REQUIRED WORK ▸
Below are the records; copy each line in which "icon" occurs.

GIVEN RECORDS ▸
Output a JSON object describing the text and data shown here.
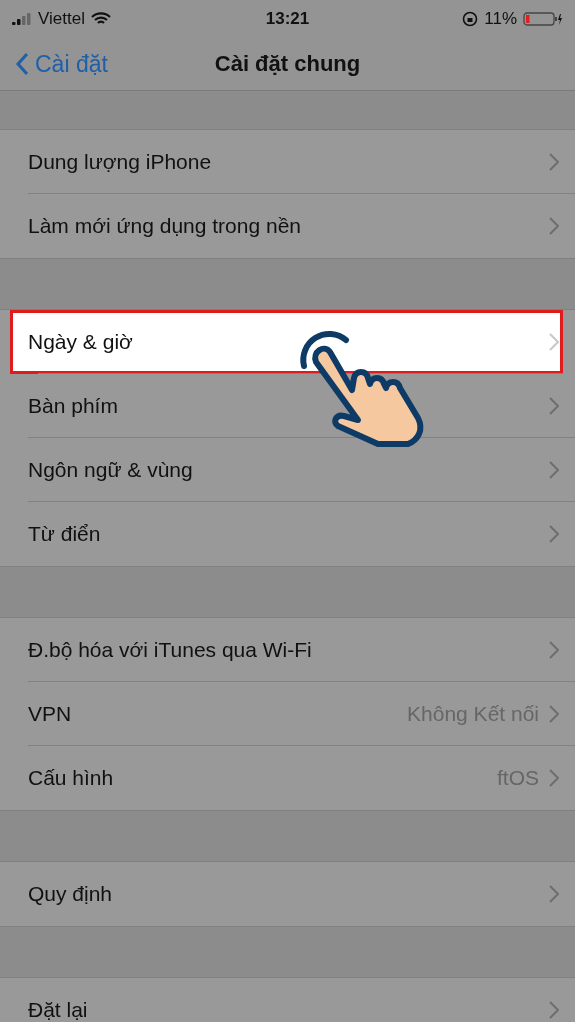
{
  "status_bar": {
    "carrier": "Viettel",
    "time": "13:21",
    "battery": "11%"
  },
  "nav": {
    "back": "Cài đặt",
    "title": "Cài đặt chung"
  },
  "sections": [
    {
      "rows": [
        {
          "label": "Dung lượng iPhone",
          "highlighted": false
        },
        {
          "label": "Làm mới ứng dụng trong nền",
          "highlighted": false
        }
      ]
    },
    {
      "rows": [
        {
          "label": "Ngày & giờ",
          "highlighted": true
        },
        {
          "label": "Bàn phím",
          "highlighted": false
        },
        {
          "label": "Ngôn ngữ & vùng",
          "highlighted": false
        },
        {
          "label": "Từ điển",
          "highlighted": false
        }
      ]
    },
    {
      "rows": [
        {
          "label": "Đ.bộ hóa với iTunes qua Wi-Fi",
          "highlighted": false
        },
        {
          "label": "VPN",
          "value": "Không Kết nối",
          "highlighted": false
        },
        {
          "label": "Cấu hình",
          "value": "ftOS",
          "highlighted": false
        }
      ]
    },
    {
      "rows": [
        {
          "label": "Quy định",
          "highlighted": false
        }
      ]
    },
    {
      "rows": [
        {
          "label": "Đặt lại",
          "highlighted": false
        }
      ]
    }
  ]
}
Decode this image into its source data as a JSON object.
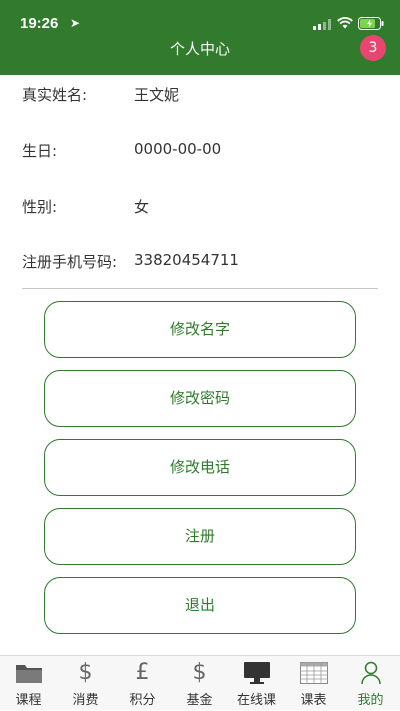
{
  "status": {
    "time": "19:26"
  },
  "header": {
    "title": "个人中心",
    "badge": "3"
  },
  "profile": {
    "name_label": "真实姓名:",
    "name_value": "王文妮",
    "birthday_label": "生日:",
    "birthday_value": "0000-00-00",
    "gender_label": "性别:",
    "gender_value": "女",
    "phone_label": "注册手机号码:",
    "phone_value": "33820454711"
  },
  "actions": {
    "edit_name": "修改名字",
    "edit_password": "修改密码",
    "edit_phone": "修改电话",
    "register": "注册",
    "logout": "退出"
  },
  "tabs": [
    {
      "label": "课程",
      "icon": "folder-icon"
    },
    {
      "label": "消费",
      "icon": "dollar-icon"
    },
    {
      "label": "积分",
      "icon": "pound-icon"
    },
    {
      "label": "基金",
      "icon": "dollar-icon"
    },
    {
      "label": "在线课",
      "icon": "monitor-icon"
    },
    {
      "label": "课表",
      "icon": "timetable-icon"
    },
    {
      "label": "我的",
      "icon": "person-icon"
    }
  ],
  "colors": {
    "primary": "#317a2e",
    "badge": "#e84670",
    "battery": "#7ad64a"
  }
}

ANSWER TO THIS PROBLEM ▸
      "icon": "folder-icon"
      "icon": "dollar-icon"
      "icon": "pound-icon"
      "icon": "dollar-icon"
      "icon": "monitor-icon"
      "icon": "timetable-icon"
      "icon": "person-icon"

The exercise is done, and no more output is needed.